It’s time, regrettably, to return to the saga of Eloise and Tanya, about whom we wrote a couple of months back. [ http://asirt.org.uk/wordpress/?p=187 ]. As you may recall, we assisted Eloise with the submission of a Zambrano application, since her daughter, Tanya, is a British citizen who has no contact with her father.
The Home Office, disgracefully, refused Eloise’s application for a residence permit, on the basis that Tanya could reasonably be expected to be cared for by her father- a man she has met just 3 times in the 2 years of her life to date, and who has expressed no desire to be a part of her life.
We know now that this decision was by no means a one-off, and are aware of numerous other instances of the Home Office ordering children to live with neglectful, absent, and sometimes violent parents.
As promised, we helped Eloise to submit an appeal against this decision. Which is where the situation went from bad to worse.
While the Ministry of Justice’s Tribunal Service’s guidance specifically states that appellants in receipt of financial support under section 17 of the Children Act- as Eloise and Tanya are, having no recourse to public funds- the Tribunal service returned Eloise’s appeal to us in August, some 2 months after we initially submitted, claiming that the appeal was invalid as not accompanied by a fee of £140.
We resubmitted the appeal, once again noting that appellants in receipt of section 17 support are exempt from fee payment, only to receive a telephone call a couple of days later from a Tribunals Service employee reiterating the claim that the exemption does not apply to Eloise since the section 17 support is for her daughter, rather than herself. This actually is not the Local Authority’s position, since Eloise actually receives a subsistence allowance set at £70 – £35 per person- each week. But even if this was not the case, it is patently absurd to argue that Tanya’s interests in terms of this appeal, at the age of 2, are in any way distinguishable from her mother’s.
We pointed this out to the Tribunals Service employee, who advised us that he would be taking legal advice. We heard nothing more for 6 weeks until today- when we received a letter from the Tribunals Service advising us that Eloise’s appeal has been “struck out” due to her failure to pay the fee. We have referred the matter to a pro-bono barrister with whom we have a good working relationship – Legal Aid no longer being available to families in these circumstances- and we are looking to initiate a judicial review of the Tribunals Service’s decision.
But still. The injustice of this situation is little short of breath taking. Tanya, as a British citizen, has a legally recognised right to enjoy her life in the UK. The law plainly says that she can only enjoy her British citizenship with the help of her primary carer. Eloise is demonstrably Tanya’s primary- indeed only- carer. Eloise therefore has a right of residence in the UK. The Home Office’s failure to recognise this right is plainly unlawful, immoral and unjust.
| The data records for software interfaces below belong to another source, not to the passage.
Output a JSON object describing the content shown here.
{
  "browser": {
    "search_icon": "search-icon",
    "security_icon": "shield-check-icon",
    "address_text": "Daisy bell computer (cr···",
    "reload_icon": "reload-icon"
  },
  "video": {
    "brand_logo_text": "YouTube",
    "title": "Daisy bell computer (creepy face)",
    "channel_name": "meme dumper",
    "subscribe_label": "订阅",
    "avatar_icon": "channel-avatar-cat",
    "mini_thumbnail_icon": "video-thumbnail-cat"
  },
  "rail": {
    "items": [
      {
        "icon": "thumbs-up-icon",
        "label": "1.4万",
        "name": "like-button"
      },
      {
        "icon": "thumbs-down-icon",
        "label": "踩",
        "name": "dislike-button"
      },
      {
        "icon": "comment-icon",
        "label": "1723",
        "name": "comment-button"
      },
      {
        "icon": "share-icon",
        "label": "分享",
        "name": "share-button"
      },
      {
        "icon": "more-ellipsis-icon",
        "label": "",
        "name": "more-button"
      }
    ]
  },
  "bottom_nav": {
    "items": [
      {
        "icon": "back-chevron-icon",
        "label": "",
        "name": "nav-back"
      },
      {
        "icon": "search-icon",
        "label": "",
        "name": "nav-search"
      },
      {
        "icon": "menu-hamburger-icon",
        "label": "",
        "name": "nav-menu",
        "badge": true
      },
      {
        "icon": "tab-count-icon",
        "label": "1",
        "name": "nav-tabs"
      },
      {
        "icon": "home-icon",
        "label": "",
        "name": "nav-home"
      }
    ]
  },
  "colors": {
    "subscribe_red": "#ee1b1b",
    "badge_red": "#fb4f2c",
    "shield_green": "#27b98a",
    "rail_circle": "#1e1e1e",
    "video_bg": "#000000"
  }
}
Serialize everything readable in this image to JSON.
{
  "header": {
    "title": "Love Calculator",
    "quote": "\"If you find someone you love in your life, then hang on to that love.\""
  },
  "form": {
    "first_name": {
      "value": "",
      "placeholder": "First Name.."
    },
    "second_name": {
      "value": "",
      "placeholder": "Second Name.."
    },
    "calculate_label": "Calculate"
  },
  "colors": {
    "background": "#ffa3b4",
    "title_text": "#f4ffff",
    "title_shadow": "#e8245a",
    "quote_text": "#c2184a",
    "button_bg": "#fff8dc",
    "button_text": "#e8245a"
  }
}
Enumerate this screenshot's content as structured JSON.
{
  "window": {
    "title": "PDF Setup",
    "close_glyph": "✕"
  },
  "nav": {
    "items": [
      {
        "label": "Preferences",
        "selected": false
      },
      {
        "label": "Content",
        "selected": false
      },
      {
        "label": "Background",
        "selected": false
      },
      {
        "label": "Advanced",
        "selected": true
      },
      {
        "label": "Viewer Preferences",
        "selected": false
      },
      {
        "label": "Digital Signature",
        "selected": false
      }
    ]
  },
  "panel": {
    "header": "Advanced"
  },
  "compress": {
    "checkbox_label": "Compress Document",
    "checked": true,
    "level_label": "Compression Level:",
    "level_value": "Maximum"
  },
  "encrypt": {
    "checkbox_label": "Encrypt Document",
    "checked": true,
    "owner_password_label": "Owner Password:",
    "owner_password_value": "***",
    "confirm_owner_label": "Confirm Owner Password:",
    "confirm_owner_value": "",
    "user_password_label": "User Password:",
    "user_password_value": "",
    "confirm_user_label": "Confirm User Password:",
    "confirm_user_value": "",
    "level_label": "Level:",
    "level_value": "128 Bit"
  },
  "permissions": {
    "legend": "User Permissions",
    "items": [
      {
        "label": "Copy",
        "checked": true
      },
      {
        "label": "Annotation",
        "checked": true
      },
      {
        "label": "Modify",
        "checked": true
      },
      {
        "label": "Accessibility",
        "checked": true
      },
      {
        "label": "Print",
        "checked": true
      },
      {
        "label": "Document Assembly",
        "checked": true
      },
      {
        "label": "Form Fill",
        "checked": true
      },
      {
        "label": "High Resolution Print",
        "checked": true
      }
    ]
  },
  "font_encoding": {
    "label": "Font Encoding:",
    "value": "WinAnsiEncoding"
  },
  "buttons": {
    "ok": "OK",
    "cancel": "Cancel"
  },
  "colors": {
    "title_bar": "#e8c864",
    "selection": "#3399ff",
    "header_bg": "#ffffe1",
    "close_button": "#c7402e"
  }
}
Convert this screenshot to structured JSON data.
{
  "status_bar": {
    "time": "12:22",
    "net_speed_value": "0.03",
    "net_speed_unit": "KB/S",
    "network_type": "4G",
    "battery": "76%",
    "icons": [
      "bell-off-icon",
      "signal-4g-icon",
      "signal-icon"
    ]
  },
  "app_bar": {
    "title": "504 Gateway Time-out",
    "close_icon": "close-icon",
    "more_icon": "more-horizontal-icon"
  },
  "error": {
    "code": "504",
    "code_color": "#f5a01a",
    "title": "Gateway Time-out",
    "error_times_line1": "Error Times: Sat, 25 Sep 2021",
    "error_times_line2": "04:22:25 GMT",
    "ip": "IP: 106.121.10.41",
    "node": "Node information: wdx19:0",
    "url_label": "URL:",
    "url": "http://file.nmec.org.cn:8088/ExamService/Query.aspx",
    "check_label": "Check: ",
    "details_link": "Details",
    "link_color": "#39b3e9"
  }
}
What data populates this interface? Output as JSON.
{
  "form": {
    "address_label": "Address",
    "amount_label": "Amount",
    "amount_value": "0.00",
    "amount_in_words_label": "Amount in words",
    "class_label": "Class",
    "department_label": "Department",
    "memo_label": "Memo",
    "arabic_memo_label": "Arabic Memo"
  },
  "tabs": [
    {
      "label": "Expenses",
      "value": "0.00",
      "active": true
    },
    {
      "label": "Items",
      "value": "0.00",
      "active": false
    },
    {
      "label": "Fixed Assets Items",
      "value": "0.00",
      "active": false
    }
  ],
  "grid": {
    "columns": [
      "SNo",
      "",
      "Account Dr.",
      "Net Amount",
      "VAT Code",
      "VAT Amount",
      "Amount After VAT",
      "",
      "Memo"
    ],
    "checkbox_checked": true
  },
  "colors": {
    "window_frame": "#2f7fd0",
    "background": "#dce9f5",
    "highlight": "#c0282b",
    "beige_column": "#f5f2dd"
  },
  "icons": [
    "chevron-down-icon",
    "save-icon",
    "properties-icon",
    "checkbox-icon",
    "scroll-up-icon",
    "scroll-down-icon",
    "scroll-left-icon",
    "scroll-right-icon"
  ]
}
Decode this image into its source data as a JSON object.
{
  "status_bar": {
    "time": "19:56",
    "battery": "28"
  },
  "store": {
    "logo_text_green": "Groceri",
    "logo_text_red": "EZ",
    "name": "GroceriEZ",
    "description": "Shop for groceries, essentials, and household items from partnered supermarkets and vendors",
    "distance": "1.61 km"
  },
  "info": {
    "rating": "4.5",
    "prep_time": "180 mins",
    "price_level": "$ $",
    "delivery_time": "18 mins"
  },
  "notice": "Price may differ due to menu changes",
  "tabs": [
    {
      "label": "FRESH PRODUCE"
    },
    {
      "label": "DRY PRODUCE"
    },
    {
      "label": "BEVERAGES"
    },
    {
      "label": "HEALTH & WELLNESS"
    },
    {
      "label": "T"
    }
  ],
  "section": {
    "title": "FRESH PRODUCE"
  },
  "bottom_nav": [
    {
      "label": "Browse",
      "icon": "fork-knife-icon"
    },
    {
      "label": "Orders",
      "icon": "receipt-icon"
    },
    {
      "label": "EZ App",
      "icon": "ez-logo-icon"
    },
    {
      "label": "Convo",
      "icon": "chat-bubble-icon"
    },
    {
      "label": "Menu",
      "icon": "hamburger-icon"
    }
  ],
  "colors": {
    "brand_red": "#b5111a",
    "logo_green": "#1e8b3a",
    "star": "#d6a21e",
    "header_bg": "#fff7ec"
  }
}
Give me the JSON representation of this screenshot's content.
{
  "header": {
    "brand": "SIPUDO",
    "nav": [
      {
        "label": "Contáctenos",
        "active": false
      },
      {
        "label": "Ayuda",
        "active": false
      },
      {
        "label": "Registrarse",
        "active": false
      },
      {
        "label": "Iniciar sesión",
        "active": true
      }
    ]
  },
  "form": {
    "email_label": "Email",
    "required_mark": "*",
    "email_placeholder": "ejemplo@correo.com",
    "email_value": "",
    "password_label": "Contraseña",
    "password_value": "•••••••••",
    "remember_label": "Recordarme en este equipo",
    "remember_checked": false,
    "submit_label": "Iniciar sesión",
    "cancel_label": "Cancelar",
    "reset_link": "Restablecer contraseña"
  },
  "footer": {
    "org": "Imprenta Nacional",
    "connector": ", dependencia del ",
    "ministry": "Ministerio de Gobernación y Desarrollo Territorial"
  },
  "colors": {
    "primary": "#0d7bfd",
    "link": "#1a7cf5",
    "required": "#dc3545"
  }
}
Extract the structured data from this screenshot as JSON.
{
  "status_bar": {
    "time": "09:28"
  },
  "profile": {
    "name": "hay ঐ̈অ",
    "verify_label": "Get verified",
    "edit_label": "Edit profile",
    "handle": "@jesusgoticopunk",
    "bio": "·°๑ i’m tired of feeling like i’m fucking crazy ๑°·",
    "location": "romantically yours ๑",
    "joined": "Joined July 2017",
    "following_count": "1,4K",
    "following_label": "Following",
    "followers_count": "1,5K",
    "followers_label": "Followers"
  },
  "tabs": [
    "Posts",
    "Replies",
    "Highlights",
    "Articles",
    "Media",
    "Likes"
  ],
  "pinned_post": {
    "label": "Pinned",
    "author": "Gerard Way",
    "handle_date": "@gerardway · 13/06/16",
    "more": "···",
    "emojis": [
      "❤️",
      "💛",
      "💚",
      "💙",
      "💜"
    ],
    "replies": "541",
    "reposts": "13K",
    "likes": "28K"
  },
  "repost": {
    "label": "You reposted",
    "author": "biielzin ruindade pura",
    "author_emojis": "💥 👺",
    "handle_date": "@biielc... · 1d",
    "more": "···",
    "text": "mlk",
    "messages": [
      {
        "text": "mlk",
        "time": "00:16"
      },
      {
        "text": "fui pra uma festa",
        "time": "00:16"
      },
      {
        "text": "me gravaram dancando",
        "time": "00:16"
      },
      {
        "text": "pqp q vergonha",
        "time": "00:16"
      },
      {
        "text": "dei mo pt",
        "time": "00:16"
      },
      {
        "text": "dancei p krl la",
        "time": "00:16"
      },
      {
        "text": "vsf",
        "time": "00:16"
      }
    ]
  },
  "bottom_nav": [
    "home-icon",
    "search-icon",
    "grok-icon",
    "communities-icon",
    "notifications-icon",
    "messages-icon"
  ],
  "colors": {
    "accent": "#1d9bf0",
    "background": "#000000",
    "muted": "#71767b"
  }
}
Yet for the privilege of challenging this patently foolish decision Eloise, a near destitute single mother, is expected to pay a sum of money precisely equivalent to the income available to her to feed and clothe her child and herself for two weeks.
How did we get here? How have we reached the situation where people not only can not get publicly funded legal help to challenge Government departments when they try to separate children- British children, let us not forget- from loving, caring and competent parents- but that the families of such children need potentially to go without food for weeks at a time purely to try to set this situation right?
It has been previously been noted that the Government is seeking to create a “harsh environment” for migrants. [ http://www.theguardian.com/global/2013/jul/12/sarah-teather-lib-dem-mp-immigration-reform ] Yet did anyone- Theresa May, Chris Grayling, Iain Duncan Smith- ever actually envisage a situation in which Government departments would actively seek to place British children into potentially dangerous situations purely for the sake of looking “tough” on immigration? And would anybody, other than the most xenophobic sadist imaginable- actually vote for such policies?
We will continue to fight for Eloise and Tanya, and for anybody else ensnared in such grotesque Kafkaesque idiocy.
But, yet again, we can’t help but wonder who will be left to fight if we are not here. Please support our work if you can.